Allen Parish Tourism Director Adagria Haddock, Vernon Parish Tourism Director John Crook and Beauregard Parish Tourism Director Lori Darbonne unveil their parish's Myths and Legends Scenic Byway sign Tuesday. The new 178-mile driving tour runs through Allen, Beauregard and Vernon parishes. (American Press Archives)
Last Modified: Wednesday, September 25, 2013 10:21 PM
KINDER — Tourists and locals alike driving the Myths and Legends Scenic Byway will notice new signs and kiosks marking the route.
The signs and kiosks will introduce motorists to the new 178-mile driving tour through Allen, Beauregard and Vernon parishes.
“This is a driving discovery of our parish,” Vernon Parish Tourism Director John Crook said. “People will have the opportunity to explore the rural areas, the communities, taste our food and learn our history.”
Twenty-one pictorial kiosks placed along the route will tell the story of the Myths and Legends from the colonial days to the Great Louisiana Maneuvers, according to Allen Parish Tourism Director Adagria Haddock.
The signs were unveiled Tuesday during a Tri-Parish Board meeting in Kinder.
Crook hopes the new byway will get people to discover a part of Louisiana that “has a history as rich and important as the rest of the nation.”
Doug Bourgeois, director of the Louisiana Byways Collection, said the state is a destination people want to seek out and discover more about.
“Every part of the state’s 17 byways have a story to tell, and each is unique to the area,” Bourgeois said. “Louisiana is full of stories, and there is so much here to discover.

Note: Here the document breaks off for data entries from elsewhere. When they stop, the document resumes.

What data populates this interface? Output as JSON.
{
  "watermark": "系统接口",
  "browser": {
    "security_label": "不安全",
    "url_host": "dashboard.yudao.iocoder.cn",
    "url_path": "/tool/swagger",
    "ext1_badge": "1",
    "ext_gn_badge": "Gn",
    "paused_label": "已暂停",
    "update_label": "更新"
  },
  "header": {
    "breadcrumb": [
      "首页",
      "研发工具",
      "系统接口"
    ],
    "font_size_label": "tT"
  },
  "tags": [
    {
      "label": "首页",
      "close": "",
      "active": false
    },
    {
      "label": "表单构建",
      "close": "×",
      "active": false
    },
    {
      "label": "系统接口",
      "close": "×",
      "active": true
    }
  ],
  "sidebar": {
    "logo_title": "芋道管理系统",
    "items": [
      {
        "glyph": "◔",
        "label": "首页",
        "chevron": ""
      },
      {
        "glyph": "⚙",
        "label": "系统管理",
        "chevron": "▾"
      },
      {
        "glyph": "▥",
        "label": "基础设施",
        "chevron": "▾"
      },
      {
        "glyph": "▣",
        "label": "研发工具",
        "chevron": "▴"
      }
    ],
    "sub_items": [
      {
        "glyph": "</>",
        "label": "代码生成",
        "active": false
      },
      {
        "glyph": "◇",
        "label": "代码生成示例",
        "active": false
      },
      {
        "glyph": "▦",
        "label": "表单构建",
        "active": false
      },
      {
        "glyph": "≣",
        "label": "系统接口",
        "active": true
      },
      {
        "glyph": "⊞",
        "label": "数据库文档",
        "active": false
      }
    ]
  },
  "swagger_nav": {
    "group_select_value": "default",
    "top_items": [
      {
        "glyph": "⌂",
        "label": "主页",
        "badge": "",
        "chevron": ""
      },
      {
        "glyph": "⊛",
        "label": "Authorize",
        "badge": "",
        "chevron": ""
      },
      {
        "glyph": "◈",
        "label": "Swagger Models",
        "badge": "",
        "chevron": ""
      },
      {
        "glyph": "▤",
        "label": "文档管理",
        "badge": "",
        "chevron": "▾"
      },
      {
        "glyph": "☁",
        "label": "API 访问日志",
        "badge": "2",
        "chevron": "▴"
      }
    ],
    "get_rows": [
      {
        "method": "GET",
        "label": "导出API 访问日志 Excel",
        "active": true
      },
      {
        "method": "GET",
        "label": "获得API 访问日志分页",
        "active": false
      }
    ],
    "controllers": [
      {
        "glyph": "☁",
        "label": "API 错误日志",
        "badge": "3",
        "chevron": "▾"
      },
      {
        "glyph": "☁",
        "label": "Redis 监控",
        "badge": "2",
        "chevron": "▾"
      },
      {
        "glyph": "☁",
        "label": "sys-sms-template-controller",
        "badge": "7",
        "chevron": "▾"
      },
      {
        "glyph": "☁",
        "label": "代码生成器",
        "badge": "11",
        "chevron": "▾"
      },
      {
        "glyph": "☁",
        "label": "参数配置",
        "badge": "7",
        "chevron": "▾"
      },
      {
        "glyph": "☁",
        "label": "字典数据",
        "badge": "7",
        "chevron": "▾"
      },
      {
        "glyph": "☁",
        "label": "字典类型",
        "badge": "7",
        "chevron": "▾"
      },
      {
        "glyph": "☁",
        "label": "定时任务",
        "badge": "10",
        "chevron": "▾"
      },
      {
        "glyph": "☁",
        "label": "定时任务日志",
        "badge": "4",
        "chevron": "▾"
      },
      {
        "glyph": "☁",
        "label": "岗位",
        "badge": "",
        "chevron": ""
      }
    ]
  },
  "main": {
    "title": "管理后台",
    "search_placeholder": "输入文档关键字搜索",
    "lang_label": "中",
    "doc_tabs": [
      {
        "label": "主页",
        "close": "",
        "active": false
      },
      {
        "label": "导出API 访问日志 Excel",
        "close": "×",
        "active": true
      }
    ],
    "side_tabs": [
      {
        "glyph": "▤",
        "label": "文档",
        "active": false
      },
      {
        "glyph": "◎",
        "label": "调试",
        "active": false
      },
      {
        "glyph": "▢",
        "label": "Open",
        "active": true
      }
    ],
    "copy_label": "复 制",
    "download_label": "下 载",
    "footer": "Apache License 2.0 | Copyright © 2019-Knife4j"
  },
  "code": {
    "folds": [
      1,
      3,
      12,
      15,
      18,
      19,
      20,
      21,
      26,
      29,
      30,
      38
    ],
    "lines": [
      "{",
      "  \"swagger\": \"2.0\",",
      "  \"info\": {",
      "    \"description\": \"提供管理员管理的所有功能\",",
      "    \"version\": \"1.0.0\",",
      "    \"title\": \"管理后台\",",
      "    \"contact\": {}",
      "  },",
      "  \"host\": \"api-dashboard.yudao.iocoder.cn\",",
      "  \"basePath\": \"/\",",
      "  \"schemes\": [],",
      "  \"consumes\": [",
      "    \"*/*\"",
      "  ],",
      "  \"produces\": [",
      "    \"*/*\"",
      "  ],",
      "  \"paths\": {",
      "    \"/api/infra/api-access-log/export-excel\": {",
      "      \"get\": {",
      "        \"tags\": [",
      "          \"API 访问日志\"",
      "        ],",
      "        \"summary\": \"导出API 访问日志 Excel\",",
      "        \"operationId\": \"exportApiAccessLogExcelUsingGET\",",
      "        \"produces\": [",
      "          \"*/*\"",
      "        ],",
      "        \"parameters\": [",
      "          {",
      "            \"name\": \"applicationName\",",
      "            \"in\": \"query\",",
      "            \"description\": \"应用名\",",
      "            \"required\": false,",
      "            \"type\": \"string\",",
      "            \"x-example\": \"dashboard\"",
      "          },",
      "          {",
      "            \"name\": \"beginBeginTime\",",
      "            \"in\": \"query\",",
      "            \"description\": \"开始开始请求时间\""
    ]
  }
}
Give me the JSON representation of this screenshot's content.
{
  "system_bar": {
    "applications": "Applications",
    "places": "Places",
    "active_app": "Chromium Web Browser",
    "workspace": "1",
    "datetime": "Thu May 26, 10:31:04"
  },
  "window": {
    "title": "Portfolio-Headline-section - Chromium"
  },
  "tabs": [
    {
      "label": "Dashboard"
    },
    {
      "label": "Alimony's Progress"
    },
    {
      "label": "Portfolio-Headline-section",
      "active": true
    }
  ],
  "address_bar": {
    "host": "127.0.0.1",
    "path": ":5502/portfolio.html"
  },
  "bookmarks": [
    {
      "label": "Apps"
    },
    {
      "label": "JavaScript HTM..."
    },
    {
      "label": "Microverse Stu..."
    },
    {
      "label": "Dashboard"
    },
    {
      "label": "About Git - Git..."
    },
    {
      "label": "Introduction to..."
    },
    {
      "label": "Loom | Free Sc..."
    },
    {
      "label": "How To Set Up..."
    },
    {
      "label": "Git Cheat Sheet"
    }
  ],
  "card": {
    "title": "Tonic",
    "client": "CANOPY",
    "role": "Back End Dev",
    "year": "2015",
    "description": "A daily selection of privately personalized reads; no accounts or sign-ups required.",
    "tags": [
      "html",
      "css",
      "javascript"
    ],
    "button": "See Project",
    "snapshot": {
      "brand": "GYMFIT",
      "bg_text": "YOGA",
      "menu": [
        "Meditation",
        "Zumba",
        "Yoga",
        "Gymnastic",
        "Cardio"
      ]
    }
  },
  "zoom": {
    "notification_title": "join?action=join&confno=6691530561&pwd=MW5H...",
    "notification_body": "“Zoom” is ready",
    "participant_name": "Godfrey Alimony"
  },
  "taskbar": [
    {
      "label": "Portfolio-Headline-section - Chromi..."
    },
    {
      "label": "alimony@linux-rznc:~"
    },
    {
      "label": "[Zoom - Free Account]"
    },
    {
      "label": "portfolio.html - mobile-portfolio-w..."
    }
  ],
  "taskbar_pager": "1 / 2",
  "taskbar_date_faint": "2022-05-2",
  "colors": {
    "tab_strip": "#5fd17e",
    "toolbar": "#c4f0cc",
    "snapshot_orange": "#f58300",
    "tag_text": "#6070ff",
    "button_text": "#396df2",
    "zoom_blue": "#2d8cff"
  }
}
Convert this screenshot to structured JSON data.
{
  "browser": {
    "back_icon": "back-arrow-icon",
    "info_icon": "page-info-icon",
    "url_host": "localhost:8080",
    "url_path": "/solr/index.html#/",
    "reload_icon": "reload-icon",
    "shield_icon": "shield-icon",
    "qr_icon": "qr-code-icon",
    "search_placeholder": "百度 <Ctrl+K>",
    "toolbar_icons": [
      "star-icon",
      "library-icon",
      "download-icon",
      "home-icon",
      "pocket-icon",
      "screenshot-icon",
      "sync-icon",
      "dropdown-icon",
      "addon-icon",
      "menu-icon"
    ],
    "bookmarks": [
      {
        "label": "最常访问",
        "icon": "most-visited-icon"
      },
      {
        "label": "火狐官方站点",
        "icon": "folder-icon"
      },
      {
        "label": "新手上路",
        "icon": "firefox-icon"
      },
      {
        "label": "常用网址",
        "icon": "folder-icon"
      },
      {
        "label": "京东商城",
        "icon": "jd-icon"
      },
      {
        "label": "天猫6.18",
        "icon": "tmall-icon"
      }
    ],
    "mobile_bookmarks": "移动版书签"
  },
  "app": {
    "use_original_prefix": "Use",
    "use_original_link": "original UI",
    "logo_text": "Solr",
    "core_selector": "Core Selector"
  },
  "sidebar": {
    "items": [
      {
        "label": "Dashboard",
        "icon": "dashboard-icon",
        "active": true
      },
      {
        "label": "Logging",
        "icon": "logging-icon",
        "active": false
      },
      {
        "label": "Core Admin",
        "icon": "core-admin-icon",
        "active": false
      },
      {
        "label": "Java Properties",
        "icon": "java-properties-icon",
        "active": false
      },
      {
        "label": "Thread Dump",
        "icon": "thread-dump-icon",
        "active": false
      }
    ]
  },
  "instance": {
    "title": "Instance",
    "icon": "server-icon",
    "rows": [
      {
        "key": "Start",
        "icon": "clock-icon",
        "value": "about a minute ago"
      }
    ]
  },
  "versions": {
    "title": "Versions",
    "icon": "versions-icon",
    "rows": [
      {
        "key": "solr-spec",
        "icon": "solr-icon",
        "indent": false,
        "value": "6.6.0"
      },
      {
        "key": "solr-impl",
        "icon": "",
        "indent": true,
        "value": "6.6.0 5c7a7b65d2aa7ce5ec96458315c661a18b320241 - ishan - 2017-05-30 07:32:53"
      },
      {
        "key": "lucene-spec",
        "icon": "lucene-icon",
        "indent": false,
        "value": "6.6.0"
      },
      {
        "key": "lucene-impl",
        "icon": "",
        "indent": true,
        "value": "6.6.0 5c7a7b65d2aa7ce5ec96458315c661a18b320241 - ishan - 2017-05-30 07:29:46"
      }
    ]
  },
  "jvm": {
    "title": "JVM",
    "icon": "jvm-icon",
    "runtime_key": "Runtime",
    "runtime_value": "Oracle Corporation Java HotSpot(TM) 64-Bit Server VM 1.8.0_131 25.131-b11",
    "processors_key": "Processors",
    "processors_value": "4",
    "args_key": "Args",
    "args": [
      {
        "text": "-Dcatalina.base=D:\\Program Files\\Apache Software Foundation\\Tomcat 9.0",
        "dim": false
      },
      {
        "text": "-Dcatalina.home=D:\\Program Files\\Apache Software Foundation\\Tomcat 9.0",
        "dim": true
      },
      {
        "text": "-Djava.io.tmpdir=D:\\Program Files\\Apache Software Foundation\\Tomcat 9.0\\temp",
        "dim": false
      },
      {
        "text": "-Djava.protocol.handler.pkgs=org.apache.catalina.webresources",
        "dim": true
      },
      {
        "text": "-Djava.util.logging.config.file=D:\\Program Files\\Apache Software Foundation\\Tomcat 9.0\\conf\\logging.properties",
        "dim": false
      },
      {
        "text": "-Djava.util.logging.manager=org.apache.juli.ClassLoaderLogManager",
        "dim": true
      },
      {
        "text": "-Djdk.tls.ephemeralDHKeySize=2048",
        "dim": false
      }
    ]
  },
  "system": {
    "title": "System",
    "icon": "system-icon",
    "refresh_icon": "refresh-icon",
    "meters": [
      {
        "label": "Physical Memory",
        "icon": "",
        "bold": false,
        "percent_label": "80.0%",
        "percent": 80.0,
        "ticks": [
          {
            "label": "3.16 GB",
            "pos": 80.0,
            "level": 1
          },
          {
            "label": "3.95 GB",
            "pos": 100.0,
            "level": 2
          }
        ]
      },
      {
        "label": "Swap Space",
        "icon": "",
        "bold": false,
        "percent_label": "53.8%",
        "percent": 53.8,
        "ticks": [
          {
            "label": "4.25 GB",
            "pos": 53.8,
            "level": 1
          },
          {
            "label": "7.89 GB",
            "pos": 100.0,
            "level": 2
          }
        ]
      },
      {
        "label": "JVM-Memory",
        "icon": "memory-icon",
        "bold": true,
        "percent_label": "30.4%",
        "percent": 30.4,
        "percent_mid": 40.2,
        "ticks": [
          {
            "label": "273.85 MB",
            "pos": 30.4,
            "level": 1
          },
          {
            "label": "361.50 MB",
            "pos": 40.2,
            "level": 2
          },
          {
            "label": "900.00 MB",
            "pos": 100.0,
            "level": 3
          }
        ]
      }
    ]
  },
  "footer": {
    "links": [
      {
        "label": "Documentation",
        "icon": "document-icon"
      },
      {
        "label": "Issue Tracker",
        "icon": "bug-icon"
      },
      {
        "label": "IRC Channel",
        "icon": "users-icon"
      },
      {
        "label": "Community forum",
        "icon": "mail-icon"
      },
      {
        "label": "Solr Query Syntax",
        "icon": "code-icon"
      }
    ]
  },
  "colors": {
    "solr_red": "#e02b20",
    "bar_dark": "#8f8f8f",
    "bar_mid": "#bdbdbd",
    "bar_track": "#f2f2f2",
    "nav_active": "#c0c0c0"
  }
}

“Sometimes we don’t know our own stories, and they are in our own backyard,” he continued. “The byway will help tell those stories.”
Beauregard Parish Tourism Director Lori Darbonne said the byway will draw travelers to use roads leading through the parishes, giving the area the potential for economic growth.
“We are excited for existing service stations, restaurants, lodging facilities, grocery stores and retails stores — especially those carrying crafts and items with a strong regional identity of our culture.”
The region should see an increase in sales and tourism traffic, she said.
“We can see a demand for services not yet available in our region, which would result in the creation of new businesses, which would then stimulate our existing economy,” she said.
Rep. Dorothy Sue Hill, D-Dry Creek, who introduced legislation creating the tri-parish byway, also sees it as an economic endeavor.
“I think we really need to work on tourism because that is what’s bringing people to our state,” she said. “We have good things to see and good food to eat.”
A Myth and Legends game and website are being developed to help tourists discover the hidden gems of the area, which begins in Southwest Louisiana at the Texas line and travels through land originally settled by the Atakapa and Coushatta tribes and into the neutral strip once known as “No Man’s Land.”
The route will feature antiques shops, blueberry farms, Civil War sites, cemeteries, pine forests, canoeing and fishing, as well as tales of ghosts, outlaws and hidden treasurers.
The byway travels through a combination of rural roads and state and U.S. highways, including La. 26, La. 10, La, 111, La. 112, La. 113, U.S. 165, U.S. 171 and U.S. 190.